Claremore Daily Progress

November 9, 2012

Leach now eligible at Tahlequah Sequoyah; QB Scott denied eligibility injunction

CNHI News Services

TAHLEQUAH — Two months after she was ruled ineligible by the Oklahoma Secondary Schools Activities Association, Kelsey Leach is again eligible at Sequoyah, according to her mother, Kay Leach.

A press release from Sequoyah Schools confirmed the news late Thursday afternoon.

“We’re just ecstatic the OSSAA cleared Kelsey to play, and we couldn’t be happier with the outcome,” said Marcus Crittenden, athletic director at Sequoyah. “To have this issue cleared up to show she was not in violation is a welcome turn of events during what’s been an extremely difficult period for Kelsey and her family.”

Leach, a junior, will now be allowed to participate in basketball and slowpitch softball this year.

“Glad it’s over,” Kay Leach told the Tahlequah Daily Press via text message on Thursday.

According to the press release from Sequoyah, the now-reversed ruling came on the basis that Kelsey Leach had transferred to Sequoyah and not sat out one year or applied for a hardship waiver in order to play varsity games as a freshman. However, since then, the Leach family had filed proof of residence with the OSSAA, proving their home is in a dependent school district in Adair County. With the proof, a waiver for eligibility was not required.

Because Kelsey Leach was denied a retroactive hardship by the OSSAA at its monthly meeting on Sept. 5, Sequoyah was stripped of its Class 5A slowpitch softball championship that it won in the spring of this year.

The OSSAA, though, has not decided if it will restore Sequoyah’s softball title.

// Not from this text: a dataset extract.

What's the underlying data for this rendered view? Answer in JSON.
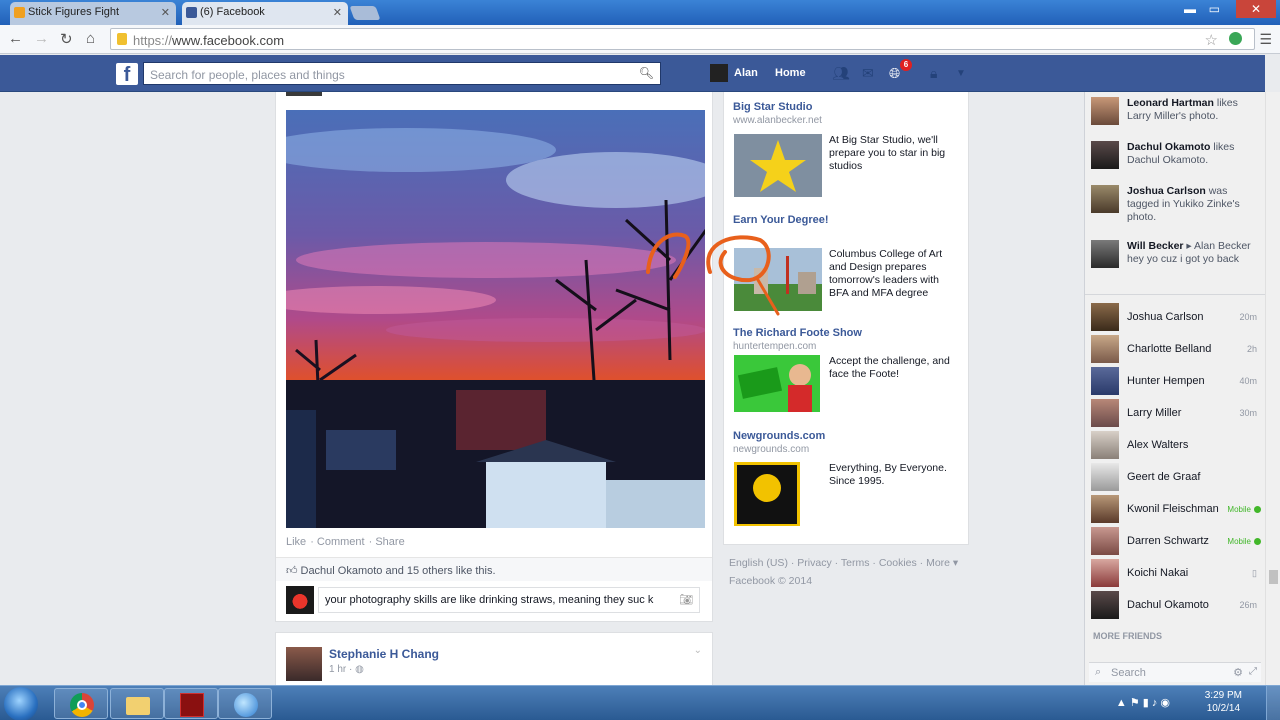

At the OSSAA’s board of directors meeting this week, it was determined that Sequoyah must perform an audit of all of its student athletes and their eligibility. If all the Sequoyah athletes meet the qualifications for eligibility, the OSSAA could return the vacated softball championship, as well as basketball victories that were taken away two months ago.

Amanda Clinton, director of communications at Cherokee Nation, said: “We will wait until the audit is complete to determine a course of action regarding the reinstatement of championships.”

Scott denied permanent injunction

Sequoyah quarterback Brayden Scott is running out of avenues that lead to eligibility.

The Memphis commit was denied a permanent injunction Thursday by District Judge Darrell Shepherd. Scott, represented by attorney Chad Smith, was attempting to overturn an Oklahoma Secondary Schools Activities Association rule, which prohibits schools from providing payments for individual summer camp fees.

"It looks like it's time for a 'Hail Mary' pass," Smith said.

According to a report in the Tulsa World on Thursday afternoon, Scott's next move now will be in Oklahoma Supreme Court. Smith filed a writ of mandamus seeking to overrule Shepherd's judgment, and a hearing is set with a court referee in Oklahoma City at 10 a.m. on Friday. It will be up to the referee to recommend to the high court whether it should take action or hear any additional arguments.

Scott's quest for eligibility comes after the OSSAA board of directors reinstated the eligibility of 11 Sequoyah athletes (all on the football team) that were found in violation of the same summer came rule. However, Scott was the lone Sequoyah player without eligibility having been restored.

In addition to have athletes ruled ineligible, Sequoyah has also been forced to forfeit its nine victories this season. The Indians will also not be allowed to compete in the Class 3A playoffs.

In the Cherokee County Courthouse on Thursday morning, Smith stated that the OSSAA's summer camp rule doesn't apply to Sequoyah, "because it does not specifically prohibit governments from paying camp fees." Smith pointed out that Sequoyah is a program of the U.S. federal government and Bureau of Indian Education.

Shepherd responded by saying that the intent of the rule is to prevent one school from picking up an advantage over another.

Later, Shepherd said: "In general, (the courts) need to stay out of the OSSAA's business. There are some exceptions, but that is the general rule. The bottom line is that in the rules area, I must defer to the decision of the board of directors."